§ **EXERCISE DETAILS**:
Exactly the lines from the one that holds "Enumerate this screenshot's" to the end of the data below: retype these and nothing else.

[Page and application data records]
================================
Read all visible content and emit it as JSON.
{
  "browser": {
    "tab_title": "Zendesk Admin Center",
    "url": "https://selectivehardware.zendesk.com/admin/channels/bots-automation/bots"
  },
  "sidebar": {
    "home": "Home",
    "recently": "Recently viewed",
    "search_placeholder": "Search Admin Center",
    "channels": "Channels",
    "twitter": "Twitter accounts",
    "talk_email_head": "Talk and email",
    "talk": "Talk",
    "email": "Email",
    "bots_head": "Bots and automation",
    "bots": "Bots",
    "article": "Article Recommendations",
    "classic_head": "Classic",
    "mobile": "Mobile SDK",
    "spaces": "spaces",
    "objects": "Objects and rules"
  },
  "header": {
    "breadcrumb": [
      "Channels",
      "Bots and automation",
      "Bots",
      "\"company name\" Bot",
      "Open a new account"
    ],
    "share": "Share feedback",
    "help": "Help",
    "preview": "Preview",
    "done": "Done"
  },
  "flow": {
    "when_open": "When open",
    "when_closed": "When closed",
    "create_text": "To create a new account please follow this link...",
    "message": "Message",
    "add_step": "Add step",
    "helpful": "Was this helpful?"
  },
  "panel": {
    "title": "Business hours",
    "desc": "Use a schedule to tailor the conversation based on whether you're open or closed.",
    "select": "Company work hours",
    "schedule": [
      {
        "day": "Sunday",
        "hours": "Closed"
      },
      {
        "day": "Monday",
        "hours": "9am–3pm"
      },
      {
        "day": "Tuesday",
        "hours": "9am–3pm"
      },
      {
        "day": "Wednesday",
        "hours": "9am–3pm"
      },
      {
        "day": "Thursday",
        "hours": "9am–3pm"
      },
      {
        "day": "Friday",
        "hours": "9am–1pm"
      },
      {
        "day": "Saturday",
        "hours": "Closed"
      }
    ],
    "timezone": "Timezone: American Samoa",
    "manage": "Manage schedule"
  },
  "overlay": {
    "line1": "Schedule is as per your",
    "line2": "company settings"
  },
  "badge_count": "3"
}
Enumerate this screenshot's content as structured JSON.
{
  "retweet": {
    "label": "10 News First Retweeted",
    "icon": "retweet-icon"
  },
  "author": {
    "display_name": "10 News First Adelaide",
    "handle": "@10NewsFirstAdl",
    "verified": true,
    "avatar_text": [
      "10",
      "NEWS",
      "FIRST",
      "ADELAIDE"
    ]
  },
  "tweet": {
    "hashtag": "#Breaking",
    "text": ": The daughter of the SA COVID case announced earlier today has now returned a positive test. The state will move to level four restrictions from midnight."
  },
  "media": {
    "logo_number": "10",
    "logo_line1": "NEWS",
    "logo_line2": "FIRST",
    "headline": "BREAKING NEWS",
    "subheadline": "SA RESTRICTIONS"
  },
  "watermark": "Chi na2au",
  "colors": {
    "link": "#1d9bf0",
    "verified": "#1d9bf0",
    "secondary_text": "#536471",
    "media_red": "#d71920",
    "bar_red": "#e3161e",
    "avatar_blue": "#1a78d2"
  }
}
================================
§ **EXPECTED ANSWER**:
Enumerate this screenshot's content as structured JSON.
{
  "retweet": {
    "label": "10 News First Retweeted",
    "icon": "retweet-icon"
  },
  "author": {
    "display_name": "10 News First Adelaide",
    "handle": "@10NewsFirstAdl",
    "verified": true,
    "avatar_text": [
      "10",
      "NEWS",
      "FIRST",
      "ADELAIDE"
    ]
  },
  "tweet": {
    "hashtag": "#Breaking",
    "text": ": The daughter of the SA COVID case announced earlier today has now returned a positive test. The state will move to level four restrictions from midnight."
  },
  "media": {
    "logo_number": "10",
    "logo_line1": "NEWS",
    "logo_line2": "FIRST",
    "headline": "BREAKING NEWS",
    "subheadline": "SA RESTRICTIONS"
  },
  "watermark": "Chi na2au",
  "colors": {
    "link": "#1d9bf0",
    "verified": "#1d9bf0",
    "secondary_text": "#536471",
    "media_red": "#d71920",
    "bar_red": "#e3161e",
    "avatar_blue": "#1a78d2"
  }
}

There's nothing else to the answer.